(Data entries)
★ ★ ★ ★ ★

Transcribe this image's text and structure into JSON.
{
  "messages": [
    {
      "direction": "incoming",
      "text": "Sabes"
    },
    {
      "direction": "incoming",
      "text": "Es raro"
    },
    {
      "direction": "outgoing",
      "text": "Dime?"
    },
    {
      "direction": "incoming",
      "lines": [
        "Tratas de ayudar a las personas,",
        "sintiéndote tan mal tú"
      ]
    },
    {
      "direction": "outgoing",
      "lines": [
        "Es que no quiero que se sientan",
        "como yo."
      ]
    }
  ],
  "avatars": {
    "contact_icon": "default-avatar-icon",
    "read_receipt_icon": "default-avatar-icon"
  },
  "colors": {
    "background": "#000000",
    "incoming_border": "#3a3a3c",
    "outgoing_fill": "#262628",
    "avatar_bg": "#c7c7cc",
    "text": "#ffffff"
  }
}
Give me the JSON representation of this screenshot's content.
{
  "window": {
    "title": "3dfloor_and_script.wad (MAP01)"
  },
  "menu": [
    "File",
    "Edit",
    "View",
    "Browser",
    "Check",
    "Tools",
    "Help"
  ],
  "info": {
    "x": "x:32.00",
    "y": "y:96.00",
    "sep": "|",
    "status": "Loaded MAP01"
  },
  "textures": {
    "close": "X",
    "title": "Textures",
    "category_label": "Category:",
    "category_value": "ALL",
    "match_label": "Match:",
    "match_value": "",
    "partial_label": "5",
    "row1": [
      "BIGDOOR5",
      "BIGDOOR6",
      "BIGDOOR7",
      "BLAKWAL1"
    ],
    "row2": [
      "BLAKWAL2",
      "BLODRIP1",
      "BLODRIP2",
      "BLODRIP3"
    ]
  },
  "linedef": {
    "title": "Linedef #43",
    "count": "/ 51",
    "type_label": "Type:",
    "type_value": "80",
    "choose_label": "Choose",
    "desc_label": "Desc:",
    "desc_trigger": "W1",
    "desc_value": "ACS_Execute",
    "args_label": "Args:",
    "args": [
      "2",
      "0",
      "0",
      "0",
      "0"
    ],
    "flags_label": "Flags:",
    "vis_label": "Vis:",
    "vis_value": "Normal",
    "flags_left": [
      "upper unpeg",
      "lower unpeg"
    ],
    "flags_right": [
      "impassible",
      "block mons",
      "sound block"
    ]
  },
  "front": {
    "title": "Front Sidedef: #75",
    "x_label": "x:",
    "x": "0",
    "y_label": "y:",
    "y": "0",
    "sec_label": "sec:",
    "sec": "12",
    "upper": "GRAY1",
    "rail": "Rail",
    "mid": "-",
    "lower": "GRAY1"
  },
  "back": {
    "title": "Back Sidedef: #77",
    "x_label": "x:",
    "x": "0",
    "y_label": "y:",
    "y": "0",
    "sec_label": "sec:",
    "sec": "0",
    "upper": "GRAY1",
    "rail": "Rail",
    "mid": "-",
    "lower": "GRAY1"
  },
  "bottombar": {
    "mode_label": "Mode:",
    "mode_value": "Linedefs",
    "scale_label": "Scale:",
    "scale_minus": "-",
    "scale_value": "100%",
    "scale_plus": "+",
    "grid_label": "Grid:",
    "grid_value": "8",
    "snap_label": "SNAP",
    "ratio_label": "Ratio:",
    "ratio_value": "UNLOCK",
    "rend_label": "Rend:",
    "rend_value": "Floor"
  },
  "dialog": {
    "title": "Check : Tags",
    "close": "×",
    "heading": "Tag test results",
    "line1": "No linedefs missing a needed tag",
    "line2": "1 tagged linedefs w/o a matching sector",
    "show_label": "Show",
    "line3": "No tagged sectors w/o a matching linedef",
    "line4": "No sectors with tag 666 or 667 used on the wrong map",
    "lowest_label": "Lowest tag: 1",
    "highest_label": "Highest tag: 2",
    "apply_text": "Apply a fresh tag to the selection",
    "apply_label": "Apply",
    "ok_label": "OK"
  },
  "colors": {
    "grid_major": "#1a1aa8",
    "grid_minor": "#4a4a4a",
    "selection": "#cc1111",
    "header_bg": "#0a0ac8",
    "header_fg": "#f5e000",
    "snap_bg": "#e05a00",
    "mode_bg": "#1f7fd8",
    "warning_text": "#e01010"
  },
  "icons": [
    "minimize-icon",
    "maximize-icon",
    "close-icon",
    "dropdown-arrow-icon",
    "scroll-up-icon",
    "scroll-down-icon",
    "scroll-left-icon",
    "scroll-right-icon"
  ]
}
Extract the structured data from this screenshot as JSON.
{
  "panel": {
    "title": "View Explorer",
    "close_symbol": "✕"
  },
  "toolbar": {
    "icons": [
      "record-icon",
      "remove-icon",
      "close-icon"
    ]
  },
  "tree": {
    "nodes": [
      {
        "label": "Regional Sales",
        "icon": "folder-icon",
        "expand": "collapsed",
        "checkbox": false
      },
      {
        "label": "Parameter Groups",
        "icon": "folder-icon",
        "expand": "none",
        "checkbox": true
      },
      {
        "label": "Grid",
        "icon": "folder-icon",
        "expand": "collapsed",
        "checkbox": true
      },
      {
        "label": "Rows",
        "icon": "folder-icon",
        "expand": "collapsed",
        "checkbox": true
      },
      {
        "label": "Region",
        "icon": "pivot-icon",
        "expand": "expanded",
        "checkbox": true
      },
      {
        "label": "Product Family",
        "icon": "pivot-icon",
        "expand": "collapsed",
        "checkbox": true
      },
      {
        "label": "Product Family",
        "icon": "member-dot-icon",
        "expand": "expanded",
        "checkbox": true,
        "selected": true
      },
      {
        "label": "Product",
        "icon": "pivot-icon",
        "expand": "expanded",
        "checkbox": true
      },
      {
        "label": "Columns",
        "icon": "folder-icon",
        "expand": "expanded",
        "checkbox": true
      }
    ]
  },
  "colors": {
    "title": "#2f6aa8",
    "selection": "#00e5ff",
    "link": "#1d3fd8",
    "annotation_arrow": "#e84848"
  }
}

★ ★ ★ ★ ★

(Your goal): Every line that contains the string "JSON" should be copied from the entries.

(Expected output):
Transcribe this image's text and structure into JSON.
Give me the JSON representation of this screenshot's content.
Extract the structured data from this screenshot as JSON.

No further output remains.